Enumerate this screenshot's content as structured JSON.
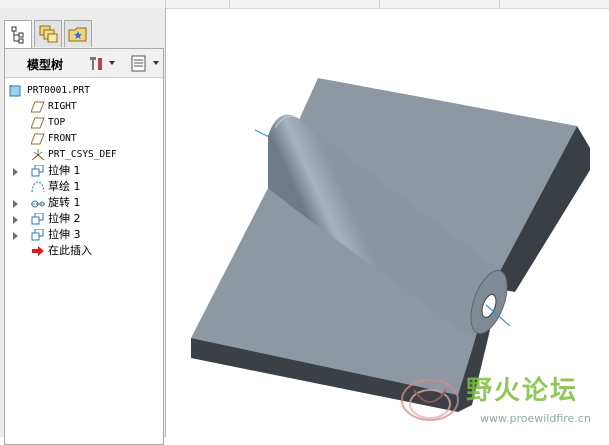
{
  "panel": {
    "tree_title": "模型树",
    "tabs": [
      {
        "name": "model-tree-tab",
        "icon": "tree-icon",
        "active": true
      },
      {
        "name": "layers-tab",
        "icon": "layers-icon",
        "active": false
      },
      {
        "name": "favorites-tab",
        "icon": "folder-star-icon",
        "active": false
      }
    ]
  },
  "tree": {
    "items": [
      {
        "label": "PRT0001.PRT",
        "icon": "part-icon",
        "expandable": false
      },
      {
        "label": "RIGHT",
        "icon": "datum-plane-icon",
        "expandable": false
      },
      {
        "label": "TOP",
        "icon": "datum-plane-icon",
        "expandable": false
      },
      {
        "label": "FRONT",
        "icon": "datum-plane-icon",
        "expandable": false
      },
      {
        "label": "PRT_CSYS_DEF",
        "icon": "coordinate-system-icon",
        "expandable": false
      },
      {
        "label": "拉伸 1",
        "icon": "extrude-icon",
        "expandable": true
      },
      {
        "label": "草绘 1",
        "icon": "sketch-icon",
        "expandable": false
      },
      {
        "label": "旋转 1",
        "icon": "revolve-icon",
        "expandable": true
      },
      {
        "label": "拉伸 2",
        "icon": "extrude-icon",
        "expandable": true
      },
      {
        "label": "拉伸 3",
        "icon": "extrude-icon",
        "expandable": true
      },
      {
        "label": "在此插入",
        "icon": "insert-here-arrow-icon",
        "expandable": false
      }
    ]
  },
  "watermark": {
    "title": "野火论坛",
    "url": "www.proewildfire.cn"
  },
  "colors": {
    "model_top": "#8e98a2",
    "model_side": "#3a3f45",
    "axis": "#2a9bd0",
    "watermark_green": "#7dbd3e"
  }
}
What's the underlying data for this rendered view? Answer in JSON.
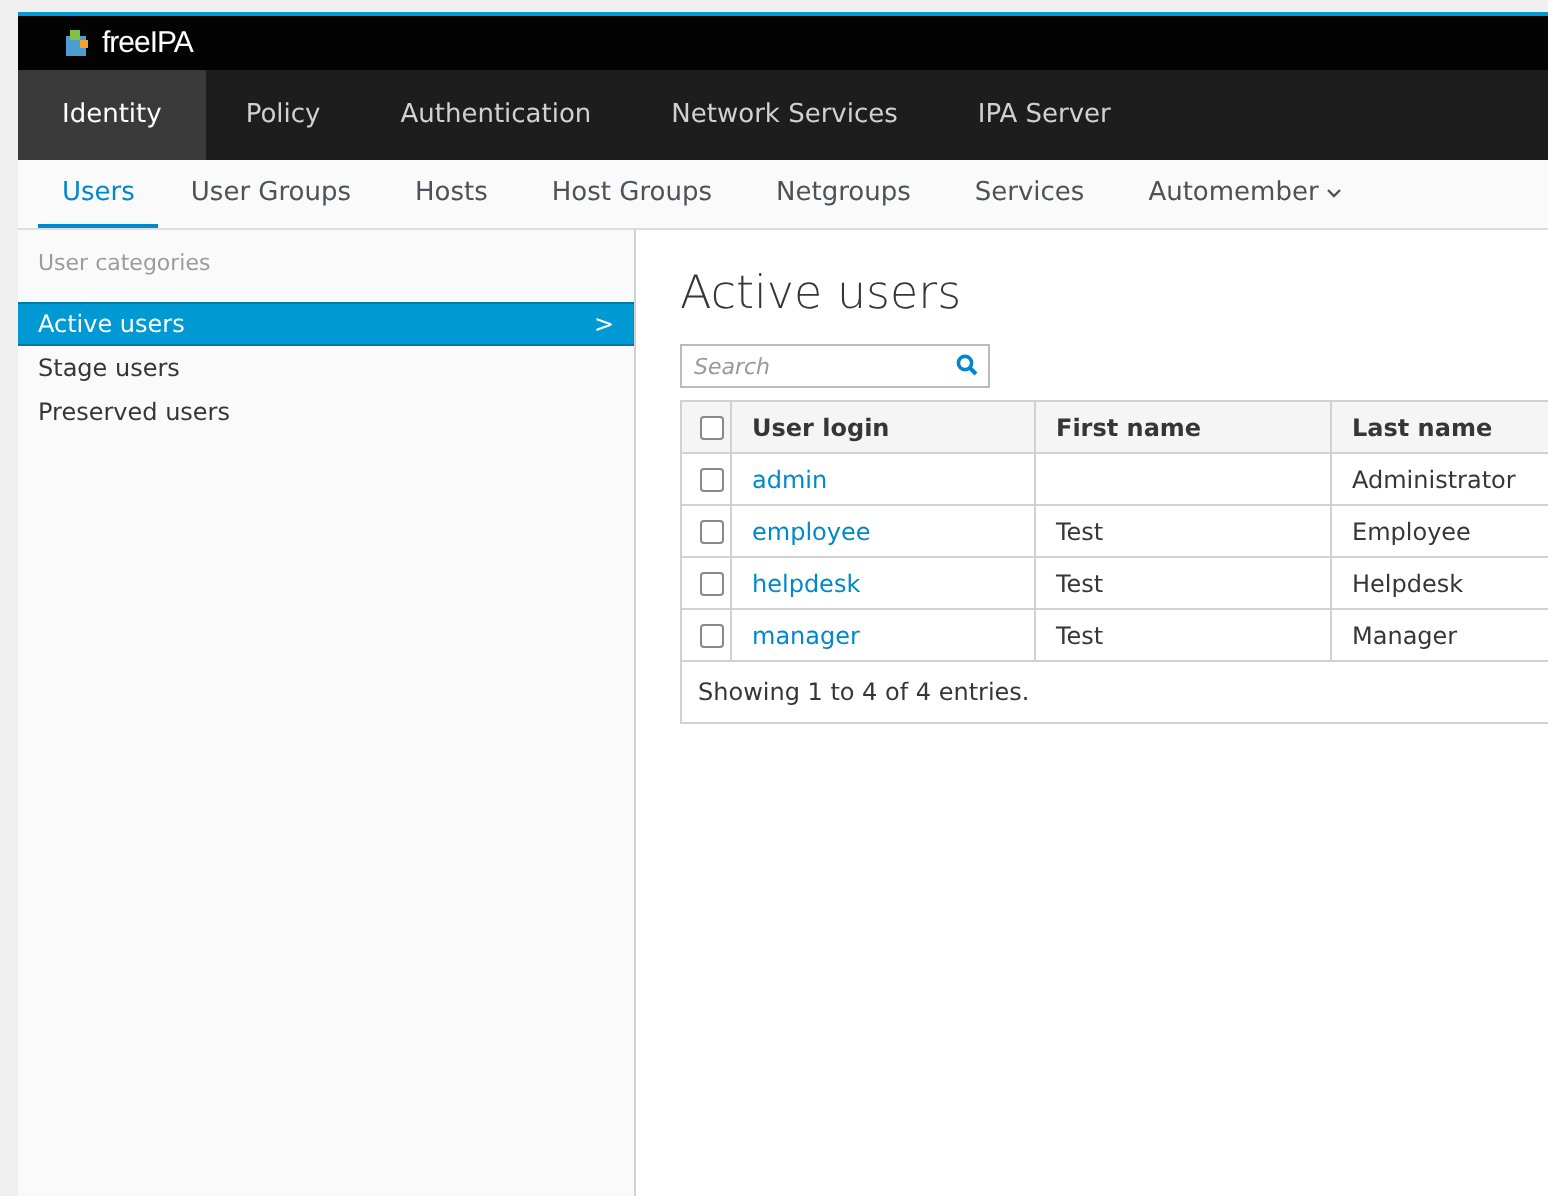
{
  "brand": {
    "name": "freeIPA"
  },
  "nav": [
    {
      "label": "Identity",
      "selected": true
    },
    {
      "label": "Policy",
      "selected": false
    },
    {
      "label": "Authentication",
      "selected": false
    },
    {
      "label": "Network Services",
      "selected": false
    },
    {
      "label": "IPA Server",
      "selected": false
    }
  ],
  "subnav": [
    {
      "label": "Users",
      "selected": true
    },
    {
      "label": "User Groups",
      "selected": false
    },
    {
      "label": "Hosts",
      "selected": false
    },
    {
      "label": "Host Groups",
      "selected": false
    },
    {
      "label": "Netgroups",
      "selected": false
    },
    {
      "label": "Services",
      "selected": false
    },
    {
      "label": "Automember",
      "selected": false,
      "dropdown": true
    }
  ],
  "sidebar": {
    "heading": "User categories",
    "items": [
      {
        "label": "Active users",
        "selected": true,
        "chevron": ">"
      },
      {
        "label": "Stage users",
        "selected": false
      },
      {
        "label": "Preserved users",
        "selected": false
      }
    ]
  },
  "page_title": "Active users",
  "search": {
    "placeholder": "Search"
  },
  "table": {
    "select_all_checked": false,
    "columns": [
      "User login",
      "First name",
      "Last name"
    ],
    "rows": [
      {
        "checked": false,
        "cells": [
          "admin",
          "",
          "Administrator"
        ]
      },
      {
        "checked": false,
        "cells": [
          "employee",
          "Test",
          "Employee"
        ]
      },
      {
        "checked": false,
        "cells": [
          "helpdesk",
          "Test",
          "Helpdesk"
        ]
      },
      {
        "checked": false,
        "cells": [
          "manager",
          "Test",
          "Manager"
        ]
      }
    ],
    "footer": "Showing 1 to 4 of 4 entries."
  }
}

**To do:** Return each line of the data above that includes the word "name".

**Task output:**
        "name": "model-tree-tab",
        "name": "layers-tab",
        "name": "favorites-tab",
    "name": "freeIPA"
      "First name",
      "Last name"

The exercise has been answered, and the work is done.